Economic View: Austerity Won’t Work if the Roof Is Leaking
I RECENTLY spent a week in Berlin, where the entire city seemed under construction. In every direction, cranes and other heavy equipment dominated the landscape. Although many projects are in the private sector, innumerable others — including bridge and highway repairs, new subway stations and other infrastructure work — are financed by taxpayers.
But wait. Hasn’t Germany been one of the most outspoken advocates of fiscal austerity after the financial crisis? Yes, and that’s not a contradiction. Fiscally responsible businesses routinely borrow to invest, and so, until recently, did most governments.
Lately, however, fears about growing public debt have caused wholesale cuts in American public investment. The Germans, of course, yield to no one in their distaste for indebtedness. But they also understand the distinction between consumption and investment. By borrowing, they’ve made investments whose future benefits will far outweigh repayment costs. There’s nothing foolhardy about that.
The German experience suggests how we might move past our own stalled debate about economic stimulus policy. In the aftermath of the economic crisis, the policy discussion began with economists in broad agreement that unemployment remained high because total spending was too low. Keynesian stimulus proponents argued that temporary tax cuts and additional government spending would bolster hiring. Austerity advocates countered that additional government spending would merely displace private spending and that we already had too much debt in any event.

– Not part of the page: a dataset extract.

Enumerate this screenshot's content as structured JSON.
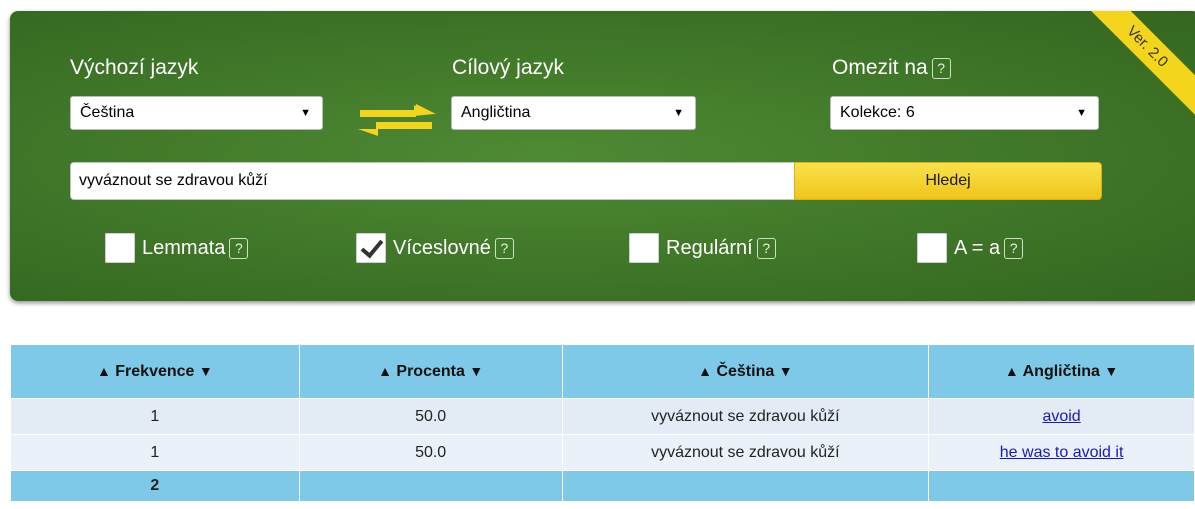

And the debate has languished there.
A preponderance of evidence suggests that Keynes was right. But as the German experience illustrates, progress is possible without settling that question. The Germans are investing in infrastructure not to provide short-term economic stimulus, but because those investments promise high returns. Yet their undeniable side effect has been to bolster employment substantially in the short run.
Not all German public investments have met expectations. Berlin’s new consolidated airport, for example, has suffered multiple delays and cost overruns, and parts of the city’s recently constructed central rail station are to have major repairs. But private investment projects suffer occasional setbacks, too, and no one argues that businesses should stop investing on that account.
The Germans didn’t become bogged down in debate over stimulus policy, and they didn’t explicitly portray their infrastructure push as stimulus. But that didn’t hamper their strategy’s remarkable effectiveness at putting people to work. The unemployment rate in Germany, at 5.3 percent and falling, is now substantially lower than in the United States, where it ticked up to 7.6 percent last month. (By contrast, in March 2007, before the financial crisis, the rate in Germany was 9.2 percent, about five percentage points higher than in the United States.)
A prudent investment is one whose future returns exceed its costs — including interest cost if the money is borrowed. Opportunities meeting that standard abound in the infrastructure domain. According to the American Society of Civil Engineers, the nation has a backlog of some $3.6 trillion in overdue infrastructure maintenance. No one in Congress seriously proposes that we just abandon our crumbling roads and bridges, and everyone agrees that the repair cost will grow sharply the longer we wait.
The case for accelerated infrastructure investment becomes more compelling with our economy still in the doldrums. That’s because many of the needed workers and machines are now idle. If we wait, we’ll need to bid them away from other tasks. Also because of the sluggish economy, the materials required for the work are now relatively cheap. If we wait, they will become more expensive. And long-term interest rates for the money to pay for the work continue to hover near record lows. They, too, will be higher if we wait.
Austerity advocates object that more deficit spending now will burden our grandchildren with crushing debt. That might be true if the proposal were to build bigger houses and stage more lavish parties with borrowed money — as Americans, in fact, were doing in the first half of the last decade. But the objection makes no sense when applied to long-overdue infrastructure repairs. A failure to undertake that spending will gratuitously burden our grandchildren.
In 2009, austerity proponents argued against stimulus, predicting that the economy would recover quickly and spontaneously. It didn’t. Later, they said we tried stimulus and it didn’t work. But in the face of a projected $2 trillion shortfall in the spending needed for full employment, Congress enacted a stimulus bill totaling only $787 billion, spread over three years. And much of that injection was offset by cuts in state and local government spending.
Now austerity backers urge — preposterously — that infrastructure repairs be postponed until government budgets are in balance. But would they also tell an indebted family to postpone fixing a leaky roof until it paid off all its debts? Not only would the repair grow more costly with the delay, but the water damage would mount in the interim. Families should pay off debts, yes, but not in ways that actually increase their indebtedness in the longer term. The logic is the same for infrastructure.
Austerity advocates, who have been wrong at virtually every turn, are unlikely to change their minds about stimulus policy. But with continued slow growth in the outlook, it’s time to reframe the debate. Our best available option, by far, is to rebuild our tattered infrastructure at fire-sale prices. If the austerity crowd disagrees, it should explain why in plain English.
Robert H. Frank is an economics professor at the Johnson Graduate School of Management at Cornell University.